• Blood infection;
• Bone infection;
• Inflammation of your lymph vessels as they work to deal with the infection.
If you have any break in your skin, clean it immediately and apply a topical antibiotic on a regular basis several times a day. NOTE: I prefer to cleanse the wound with Silver Hydrosol because it has been used for centuries to kill bacteria and viruses. Cover the wound with a bandage and change it daily until a scab forms. Keep a close eye on your wound for redness, drainage or accelerating pain – these are signs there IS an active infection.
NOTE: Insist on a culture of any site manifesting the symptoms mentioned above. If you see what looks and feels like an infection and your health provider isn’t taking it seriously or refuses to order a culture…go where they will, it’s your body, your health and your right!
MRSA is a bacterium responsible for several difficult-to-treat infections in humans. This infection is nothing to take lightly; According to Medicine Net, more than 19,000 people per year die from MRSA in the US, that data was supplied by the CDC in 2011. However, the CDC recently estimated about 80,000 infections with 11,000 deaths in 2011 alone with a far greater number of infections that occurred in the community, hospitals, nursing homes, and surgical centers – many not officially reported. MRSA has also been identified and termed as a “flesh-eating bacteria” because of its rapid spread and destruction of the human skin and its contagious nature.
In Los Angeles at the 42nd Annual Meeting of the Infectious Diseases Society of America, 14 documented cases of MRSA were reported as becoming necrotizing fasciitis (flesh-eating bacteria). None of those patients died but all had to have surgery to remove infected flesh, three needed reconstructive surgery (skin grafting) and 10 spent time in the intensive care unit, one for a month. Half were originally thought to have less-serious skin abscesses. Four patients initially were given antibiotics to which the bacteria were resistant; all 14 patients were eventually successfully treated with the identified specific antibiotics of vancomycin and/or clindamycin. Once an infected site is biopsied the appropriate antibiotic will be identified on the culture report; anything less is like shooting rubber bands at the moon while valuable time is wasted.

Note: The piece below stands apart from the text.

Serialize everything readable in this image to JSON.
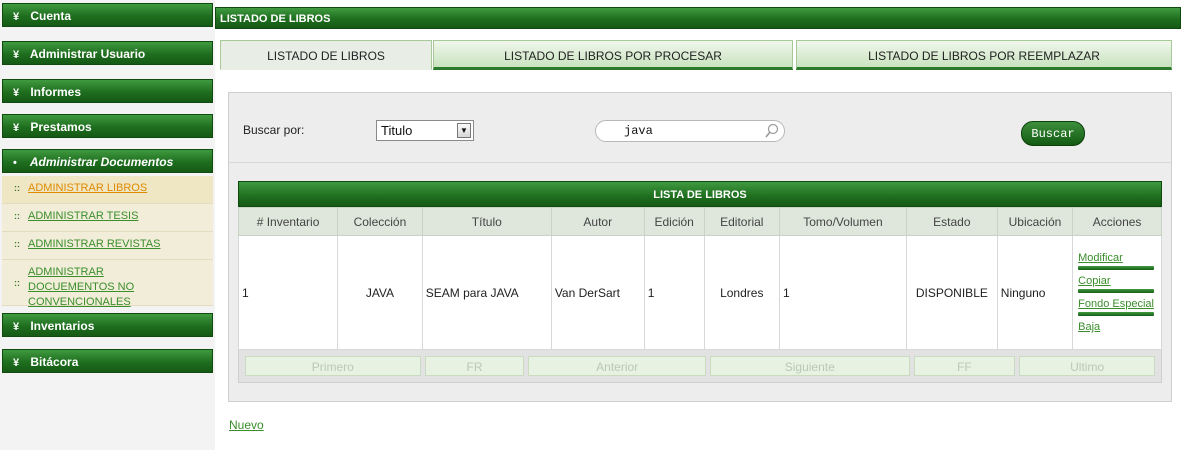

Infections are no longer like they were in our great-grandparents generation; they’re becoming more serious and drug-resistant – learn to identify the signs of an infection and insist on a culture if you even suspect the symptoms/manifestations are more than “normal” healing…insisting on a culture and then proceeding to take control of my own health saved me, it may save you!
I worked with many clients who developed MRSA after a surgical procedure and their odyssey is very concerning because all of them had to consult with, and use, non-medical modalities to overcome the infection. I’m blessed that I am in the profession of natural health and maintain a close circle of colleagues of like mind, education and expertise. It is now more important than ever for each of us to have a “team” of health professionals whose consciousness is to first “do no harm” so that if the situation arises you can draw from a variety of healing modalities and not become victim of the egos and narrow-minded attitudes so common in today’s world of conventional medicine…especially when they go on the “attack” whenever a patient even appears to question their decision. We each know our body, I sure do! When the patient KNOWS the situation is serious and they are not being taken seriously – the unacceptable and unethical attitude exhibited to these patients is the epidemy of arrogance! As a Health Detective I left no stone unturned in order to help myself heal and I, again, must share that experience later once I’m “out of the woods”…to be continued!